All recipes are for 2 servings unless noted. Oil is canola oil and salt is kosher salt.


Ebi-iri tanuki donburi / shrimp and tempura pearls over steamed rice

At our house, we call this "fake tendon." Tempura pearls perform the wonderful trick of transforming this sober combination into a rich, filling dish. Add the pearls right before the egg to enjoy some crunch in the final dish as below, or add them at the same time as shrimp for mellower results.

1/2 of recipe above when served with 150 g steamed rice:
379 calories; 15.1 g protein; 4.6 g fat; 65.0 g carbohydrate;
63.6 g net carbs; 301 mg sodium (with homemade tempura pearls and 50% reduced-sodium soy sauce; 497 mg with regular soy sauce); 157 mg cholesterol; 1.4 g fiber


Ninjin to enoki no pirikara itameni / braised spicy carrot and enoki mushrooms

This kinpira-style spicy side dish with the clear taste of soy sauce and a sweet underlying note is an everyday favorite. Cooked enoki become a bit creamy, providing a nice contrast to the texture of carrot spears. Quick and easy, this is a great small addition at your table or in the lunch box.

1/2 of recipe:
52 calories; 1.3 g protein; 1.2 g fat; 8.7 g carbohydrate; 6.3 g net carbs; 98 mg sodium (with 50% reduced-sodium soy sauce; 177 mg with regular soy sauce); 0 mg cholesterol; 2.4 g fiber


Tenkasu / agetama / tempura pearls

Little balls of tempura batter are an essential ingredient for many people when making wheat-based snacks such as okonomiyaki savory pancakes, takoyaki octopus balls and monjayaki half-cooked savory pancakes. They are also added to make other dishes rich and flavorful, in a similar way as cheese or butter is added in western cooking. While tempura "pearls" are inexpensive and widely available at grocery stores in Japan, it takes some effort to find them at a store outside Japan. But yes, they are easy to make. Using leftover batter after making tempura is one way. Below is a recipe to make tenkasu or agetama only. It makes enough to freeze for use over several months.

1 tbsp (4-5 g): 
12 calories; 0.2 g protein; 0.4 g fat; 1.8 g carbohydrate; 1.7 g net carbs; 2 mg sodium (with shrimp flakes;5-7 mg with sakura ebi); 0 mg cholesterol; 0.1 g fiber


Ebi fureeku / shrimp flakes

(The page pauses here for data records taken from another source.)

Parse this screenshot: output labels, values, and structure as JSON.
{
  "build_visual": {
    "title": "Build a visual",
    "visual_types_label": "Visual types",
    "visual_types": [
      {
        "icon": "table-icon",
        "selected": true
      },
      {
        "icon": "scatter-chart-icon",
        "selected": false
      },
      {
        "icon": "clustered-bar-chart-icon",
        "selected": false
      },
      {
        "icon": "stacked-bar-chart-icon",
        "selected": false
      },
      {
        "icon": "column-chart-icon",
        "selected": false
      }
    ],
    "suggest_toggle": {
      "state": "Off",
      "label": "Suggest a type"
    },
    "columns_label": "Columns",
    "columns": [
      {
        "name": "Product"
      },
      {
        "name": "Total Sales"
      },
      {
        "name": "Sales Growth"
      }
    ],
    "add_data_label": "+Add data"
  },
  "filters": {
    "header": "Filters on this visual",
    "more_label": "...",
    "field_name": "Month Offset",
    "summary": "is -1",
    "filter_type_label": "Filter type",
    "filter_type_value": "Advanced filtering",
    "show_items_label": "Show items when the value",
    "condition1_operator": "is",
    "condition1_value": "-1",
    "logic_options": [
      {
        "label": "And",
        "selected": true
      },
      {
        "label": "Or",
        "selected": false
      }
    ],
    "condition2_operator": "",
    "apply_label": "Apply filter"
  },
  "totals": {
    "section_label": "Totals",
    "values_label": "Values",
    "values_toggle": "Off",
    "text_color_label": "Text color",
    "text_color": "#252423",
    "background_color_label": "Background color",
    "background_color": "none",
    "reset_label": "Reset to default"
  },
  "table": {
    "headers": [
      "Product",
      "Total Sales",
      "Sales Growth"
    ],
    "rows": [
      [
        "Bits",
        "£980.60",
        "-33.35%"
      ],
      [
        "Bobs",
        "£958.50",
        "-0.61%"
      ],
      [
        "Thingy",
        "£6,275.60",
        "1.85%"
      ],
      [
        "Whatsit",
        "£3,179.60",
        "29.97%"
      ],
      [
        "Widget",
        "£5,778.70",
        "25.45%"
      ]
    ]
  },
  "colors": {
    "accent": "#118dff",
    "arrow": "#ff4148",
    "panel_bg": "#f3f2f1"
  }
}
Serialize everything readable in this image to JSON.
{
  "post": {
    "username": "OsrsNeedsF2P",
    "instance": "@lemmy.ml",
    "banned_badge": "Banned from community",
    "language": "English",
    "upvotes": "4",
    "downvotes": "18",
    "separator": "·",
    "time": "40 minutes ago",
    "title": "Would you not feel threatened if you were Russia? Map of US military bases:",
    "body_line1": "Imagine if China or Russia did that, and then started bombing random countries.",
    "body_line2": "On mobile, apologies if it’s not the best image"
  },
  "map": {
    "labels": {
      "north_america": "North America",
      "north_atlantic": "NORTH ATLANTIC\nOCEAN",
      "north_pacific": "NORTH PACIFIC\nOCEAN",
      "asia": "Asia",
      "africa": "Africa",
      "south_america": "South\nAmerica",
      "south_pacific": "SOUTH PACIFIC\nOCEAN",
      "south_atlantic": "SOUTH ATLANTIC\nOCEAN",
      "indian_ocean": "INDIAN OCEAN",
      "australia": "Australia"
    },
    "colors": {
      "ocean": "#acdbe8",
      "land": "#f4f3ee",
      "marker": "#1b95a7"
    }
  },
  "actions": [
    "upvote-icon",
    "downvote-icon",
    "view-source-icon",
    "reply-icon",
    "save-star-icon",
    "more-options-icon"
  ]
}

I much prefer head-on shrimp over headless shrimp for taste and texture. They take a bit more time to devein and whatnot, but then you have shells and heads that make superb stock for any cuisine. They also add a stronger shrimp aroma and flavor when sauteed before the main ingredients. And when you end up having too many shells and heads, you can turn them into shrimp flakes, which are a great substitute for sakura ebi and other dried shrimp in a number of dishes.


Karifurawaa to asupara no kuzuni / cauliflower and asparagus in thickened broth

A gentle side dish for spring. Both vegetables are subtly sweet and cooked to be soft, yet the cauliflower crumbles in your mouth while the asparagus remains intact and juicy. Perhaps this dish is not so exciting, but it is well appreciated as a "bridge" between other dishes. One of my favorites.

1/2 of recipe:
53 calories; 3.5 g protein; 0.3 g fat; 9.2 g carbohydrate; 6.4 g net carbs; 146 mg sodium (with 50% reduced-sodium soy sauce; 242 mg with regular soy sauce); 0 mg cholesterol; 2.8 g fiber


Kinoko no sotee sarada / salad with sauteed mushrooms and citrus soy sauce

One of my typical baby leaf salads comes with sauteed mushrooms. Sauteed mushrooms work as a dressing, so cook them on lower heat to get the moisture out for mellower texture. Olive oil goes so well with citrus soy sauce, adding another fruity layer to the overall taste. See notes if you are out of ponzujoyu.

1/2 of recipe:
88 calories; 1.7 g protein; 6.1 g fat; 9.7 g carbohydrate; 125 mg sodium (when made with homemade ponzujoyu using 50% reduced sodium soy sauce; 350+ mg when made with store-bought ponzujoyu); 7 mg cholesterol; 5.6 g fiber